Crooked Island



About Crooked Island ()

Area: 2.36 sq. km, Population: 1,200

Map of Crooked Island

Kat O ()

The Hakka first settled on the island, then called Gu Chau (lone island), during the early Qing dynasty. There are two schools of thought as to why the island was renamed Kat O, one being that the inhabitants used the word kat, meaning prosperity, for luck, the other being that there was an abundance of mandarine (also pronounced kat) trees growing on the island. The British later called it Crooked Island inspired by its shape.

There are six villages on the island: Tung O, Chung Kan O, Sai O, Kat O Sheung Wai, Au Pui Tong and Chek Kok Tau inhabited by members of the Lam, Tsang, Chow, Yau, Cheung and Chung clans. Fishing was the major industry.

{mospagebreak title=Things to see}Things To See

Under construction
Sam Sing Temple


Old cannon
Old Cannons

There are three old cannons found on the island: two in front of the police station and one not far away under a tree towards the coast. The inscriptions on the body of the cannons are no longer legible due to corrosion, but judging from their shapes and makes, they were manufactured in the west in the 19th century.

Pak Kung Shrine

This is a shrine dedicate to Pak Kung, a deity who protects a village from evil.

The Lam, Tsang and Chow Clan Halls

All built in early Ching and renovated in recent years. These are where the clansmen meet to discuss clan affairs and pay respect to their ancestors. 

Tin Hau Temple
Tin Hau Temple

The temple was built in 1736 and is the largest temple on the island.

Qing Monument

Installed in 1802, this documented the ruling of the provincial government, based on the appeal of the fisherfolks, prohibiting land lords from levying 'unreasonable' taxes on their tenants.

Water & Moon Temple

The temple was built during the 8th year of the Emporer Tsien Lung's reign (J'ing Dynasty) and was renovated in 1992. Both inside and outside the temple are plagues on which were inscribed names of donors.

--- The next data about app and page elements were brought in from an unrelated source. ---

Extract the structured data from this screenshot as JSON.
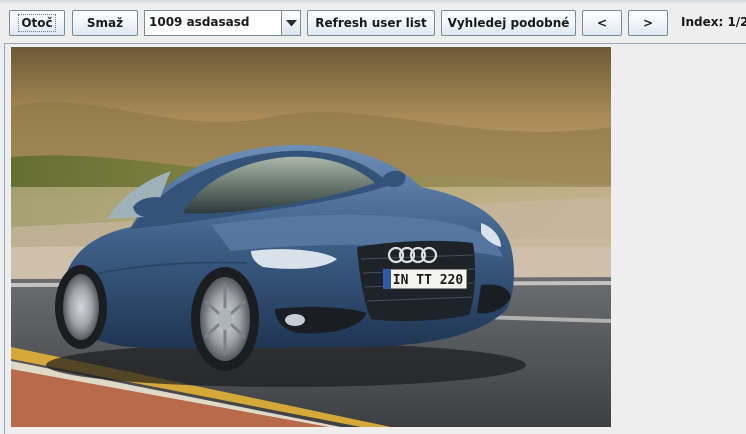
{
  "toolbar": {
    "rotate_label": "Otoč",
    "delete_label": "Smaž",
    "user_select": {
      "value": "1009 asdasasd"
    },
    "refresh_label": "Refresh user list",
    "find_similar_label": "Vyhledej podobné",
    "prev_label": "<",
    "next_label": ">",
    "index_text": "Index: 1/2"
  },
  "photo": {
    "license_plate": "IN TT 220"
  },
  "icons": {
    "dropdown": "chevron-down-icon"
  },
  "colors": {
    "window_bg": "#eeeeee",
    "button_border": "#7a8a99",
    "car_body": "#3f618a"
  }
}
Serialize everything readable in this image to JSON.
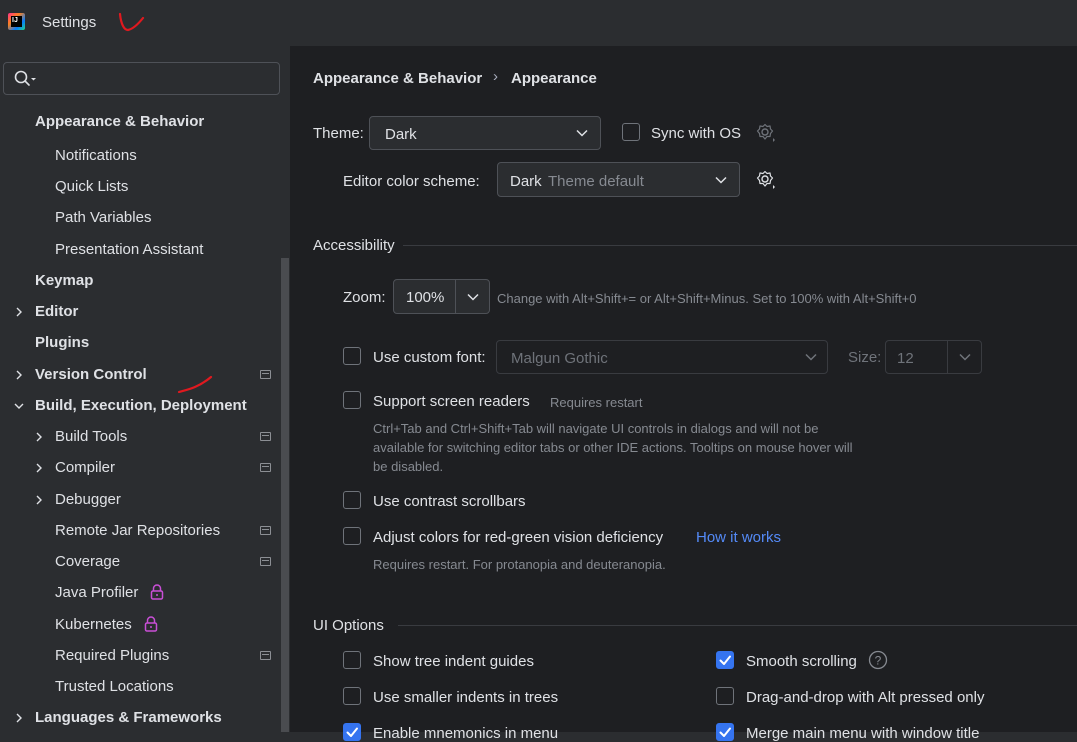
{
  "window": {
    "title": "Settings"
  },
  "search": {
    "placeholder": ""
  },
  "sidebar": {
    "items": [
      {
        "label": "Appearance & Behavior",
        "bold": true
      },
      {
        "label": "Notifications"
      },
      {
        "label": "Quick Lists"
      },
      {
        "label": "Path Variables"
      },
      {
        "label": "Presentation Assistant"
      },
      {
        "label": "Keymap",
        "bold": true
      },
      {
        "label": "Editor",
        "bold": true,
        "expandable": "collapsed"
      },
      {
        "label": "Plugins",
        "bold": true
      },
      {
        "label": "Version Control",
        "bold": true,
        "expandable": "collapsed"
      },
      {
        "label": "Build, Execution, Deployment",
        "bold": true,
        "expandable": "expanded"
      },
      {
        "label": "Build Tools",
        "expandable": "collapsed"
      },
      {
        "label": "Compiler",
        "expandable": "collapsed"
      },
      {
        "label": "Debugger",
        "expandable": "collapsed"
      },
      {
        "label": "Remote Jar Repositories"
      },
      {
        "label": "Coverage"
      },
      {
        "label": "Java Profiler",
        "locked": true
      },
      {
        "label": "Kubernetes",
        "locked": true
      },
      {
        "label": "Required Plugins"
      },
      {
        "label": "Trusted Locations"
      },
      {
        "label": "Languages & Frameworks",
        "bold": true,
        "expandable": "collapsed"
      }
    ]
  },
  "breadcrumb": {
    "parent": "Appearance & Behavior",
    "separator": "›",
    "current": "Appearance"
  },
  "theme": {
    "label": "Theme:",
    "value": "Dark",
    "sync_label": "Sync with OS",
    "sync_checked": false
  },
  "editor_scheme": {
    "label": "Editor color scheme:",
    "value": "Dark",
    "value_hint": "Theme default"
  },
  "accessibility": {
    "title": "Accessibility",
    "zoom_label": "Zoom:",
    "zoom_value": "100%",
    "zoom_hint": "Change with Alt+Shift+= or Alt+Shift+Minus. Set to 100% with Alt+Shift+0",
    "custom_font_label": "Use custom font:",
    "custom_font_checked": false,
    "custom_font_value": "Malgun Gothic",
    "size_label": "Size:",
    "size_value": "12",
    "screen_readers_label": "Support screen readers",
    "screen_readers_checked": false,
    "screen_readers_hint": "Requires restart",
    "screen_readers_desc1": "Ctrl+Tab and Ctrl+Shift+Tab will navigate UI controls in dialogs and will not be",
    "screen_readers_desc2": "available for switching editor tabs or other IDE actions. Tooltips on mouse hover will",
    "screen_readers_desc3": "be disabled.",
    "contrast_scrollbars_label": "Use contrast scrollbars",
    "contrast_scrollbars_checked": false,
    "color_deficiency_label": "Adjust colors for red-green vision deficiency",
    "color_deficiency_checked": false,
    "how_it_works": "How it works",
    "color_deficiency_hint": "Requires restart. For protanopia and deuteranopia."
  },
  "ui_options": {
    "title": "UI Options",
    "indent_guides_label": "Show tree indent guides",
    "indent_guides_checked": false,
    "smaller_indents_label": "Use smaller indents in trees",
    "smaller_indents_checked": false,
    "mnemonics_label": "Enable mnemonics in menu",
    "mnemonics_checked": true,
    "smooth_scrolling_label": "Smooth scrolling",
    "smooth_scrolling_checked": true,
    "drag_drop_label": "Drag-and-drop with Alt pressed only",
    "drag_drop_checked": false,
    "merge_menu_label": "Merge main menu with window title",
    "merge_menu_checked": true
  },
  "colors": {
    "accent": "#3574f0",
    "link": "#548af7",
    "annotation": "#e0191f"
  }
}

A number of these donations were in British pounds, showing that the islanders moved to the UK just as villagers from other New Territories areas.

Under construction
Old Pearl Farm

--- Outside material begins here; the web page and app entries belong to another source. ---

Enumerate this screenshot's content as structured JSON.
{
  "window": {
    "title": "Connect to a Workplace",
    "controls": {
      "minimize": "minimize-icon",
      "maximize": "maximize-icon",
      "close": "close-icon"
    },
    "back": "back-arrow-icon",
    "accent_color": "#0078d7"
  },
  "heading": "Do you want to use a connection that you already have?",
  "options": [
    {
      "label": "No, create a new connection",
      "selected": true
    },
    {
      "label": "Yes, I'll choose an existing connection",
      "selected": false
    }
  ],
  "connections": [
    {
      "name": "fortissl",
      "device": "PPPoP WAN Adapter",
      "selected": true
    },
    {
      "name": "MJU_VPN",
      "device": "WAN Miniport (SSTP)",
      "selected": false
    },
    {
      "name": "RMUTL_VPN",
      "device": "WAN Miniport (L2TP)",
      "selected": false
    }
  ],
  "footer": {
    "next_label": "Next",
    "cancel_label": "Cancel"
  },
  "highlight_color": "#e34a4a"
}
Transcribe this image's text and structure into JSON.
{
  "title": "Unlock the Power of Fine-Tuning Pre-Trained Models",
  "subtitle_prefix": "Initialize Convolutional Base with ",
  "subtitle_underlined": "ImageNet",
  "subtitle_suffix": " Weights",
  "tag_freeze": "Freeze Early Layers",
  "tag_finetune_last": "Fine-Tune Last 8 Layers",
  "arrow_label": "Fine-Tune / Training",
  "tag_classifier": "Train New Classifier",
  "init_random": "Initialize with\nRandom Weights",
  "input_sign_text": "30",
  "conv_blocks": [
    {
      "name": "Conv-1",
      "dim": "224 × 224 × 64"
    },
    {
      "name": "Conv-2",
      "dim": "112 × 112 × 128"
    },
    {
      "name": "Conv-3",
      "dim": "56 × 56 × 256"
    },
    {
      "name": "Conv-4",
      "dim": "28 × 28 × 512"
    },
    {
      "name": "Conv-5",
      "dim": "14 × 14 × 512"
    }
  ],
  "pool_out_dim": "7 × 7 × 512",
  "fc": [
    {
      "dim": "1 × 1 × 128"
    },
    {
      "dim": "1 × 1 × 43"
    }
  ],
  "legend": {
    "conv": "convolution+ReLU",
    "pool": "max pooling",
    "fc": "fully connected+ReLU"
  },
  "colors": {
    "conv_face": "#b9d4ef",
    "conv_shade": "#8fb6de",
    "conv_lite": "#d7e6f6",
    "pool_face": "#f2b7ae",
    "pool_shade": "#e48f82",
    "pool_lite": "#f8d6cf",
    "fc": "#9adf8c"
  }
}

{mospagebreak title=Getting There & Away}Getting There & Away

From Wong Shek Pier

On weekends and public holidays, the 96R (Kowloon Motor Bus) runs directly from Diamond Hill bus terminus (just above the MTR station) to Wong Shek Pier. Bus fare cost HK$17 for an air conditioned bus and HK$11 for a non aircon one. Alternatively, the 96R also stops outside the Ngau Chi Wan Market above the Choi Hung MTR station. The bus ride takes about 70 to 90 minutes, depending on traffic.

On weekdays, take bus 94 from Sai Kung town to Wong Shek Pier.

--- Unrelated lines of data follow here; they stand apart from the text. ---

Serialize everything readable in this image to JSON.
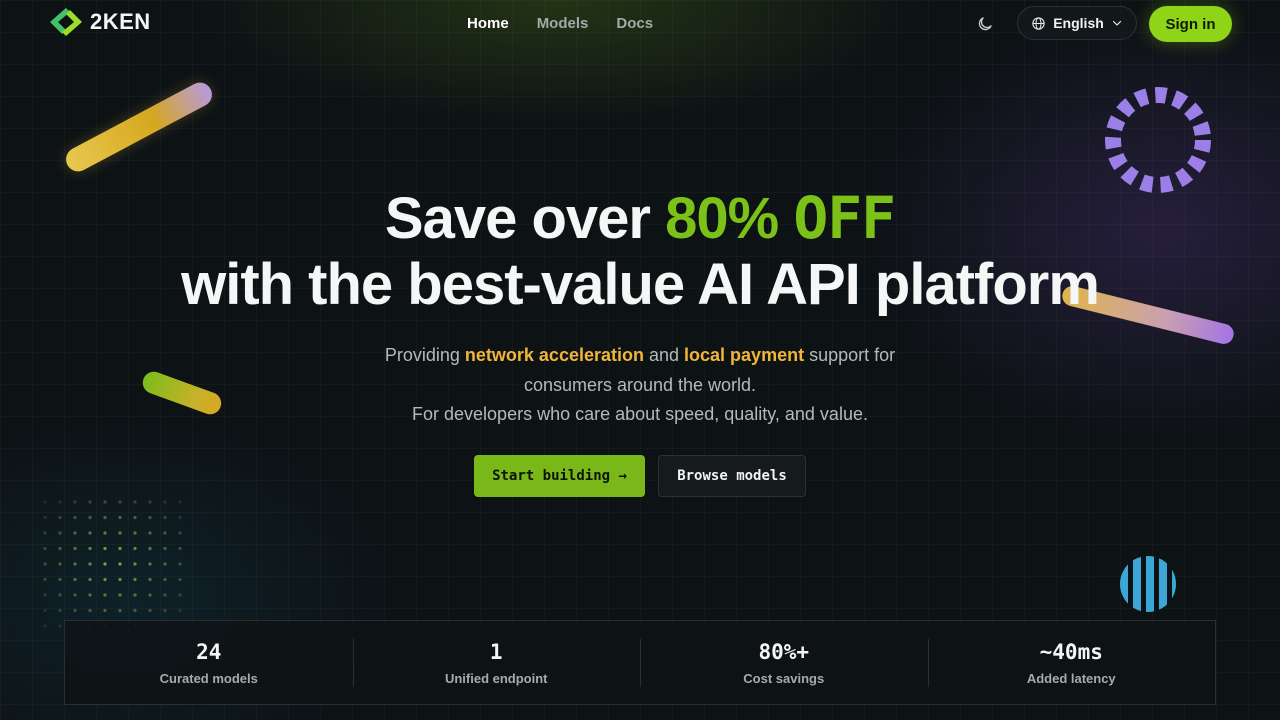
{
  "header": {
    "logo_text": "2KEN",
    "nav": [
      {
        "label": "Home",
        "active": true
      },
      {
        "label": "Models",
        "active": false
      },
      {
        "label": "Docs",
        "active": false
      }
    ],
    "theme_icon": "moon-icon",
    "language_icon": "globe-icon",
    "language_label": "English",
    "signin_label": "Sign in"
  },
  "hero": {
    "title_line1_prefix": "Save over ",
    "title_line1_accent": "80%",
    "title_line1_accent_suffix": "OFF",
    "title_line2": "with the best-value AI API platform",
    "sub_part1": "Providing ",
    "sub_hl1": "network acceleration",
    "sub_part2": " and ",
    "sub_hl2": "local payment",
    "sub_part3": " support for consumers around the world.",
    "sub_line2": "For developers who care about speed, quality, and value.",
    "cta_primary": "Start building →",
    "cta_secondary": "Browse models"
  },
  "stats": [
    {
      "value": "24",
      "label": "Curated models"
    },
    {
      "value": "1",
      "label": "Unified endpoint"
    },
    {
      "value": "80%+",
      "label": "Cost savings"
    },
    {
      "value": "~40ms",
      "label": "Added latency"
    }
  ],
  "colors": {
    "accent_green": "#7cc118",
    "button_green": "#8fd417",
    "highlight_orange": "#f0b53a",
    "background": "#0d1215"
  }
}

From Wong Shek Pier, you can hire a water taxi to Crooked Island. Taxi fare cost around HK$300-450 per round trip (a taxi can take up to 3 passengers, legally), subject to bargain. The ride takes 30-40 minutes and can be bumpy if the sea is rough. The water taxi will refuse to take you to Crooked Island, if the sea condition is bad. Ring the operators before your trip.

Sing Kee (also services Tung Ping Chau, Grass Island, doesn't speak English), Mr. Ho Yau Sing, phone: +852 9178-0495 or +852 9731-5685.

From Ma Liu Shui (Chinese University)

From Ma Liu Shui, you can charter a yatch to Crooked Island. The journey takes 2 hours.

Mr. Lee, phone: +852 9376-2800 or +852 2664-3229. Charges: HK$2,500 during off-season for a 'small' yatch (maximum 30 passengers) for 8 hours.

{mospagebreak title=Places to eat}Places To Eat


Need to reserve. About HK$650 for a set menu (8 courses) for 10 people.

  • Crooked Island Ale, brewed by the South China Brewing Company, celebrates the name.
  • The 500 fishermen and their families living on Ap Chau, an island near Kat O, are all members of the True Jesus Christ Church, headquarters in Taiwan.
  • North-East New Territories Countryside Series Map, 4th edition, 1995. Survey & Mapping Office, Lands Department.
  • Leung Wing Hang, Spectacles in Hong Kong Countryside, 1998.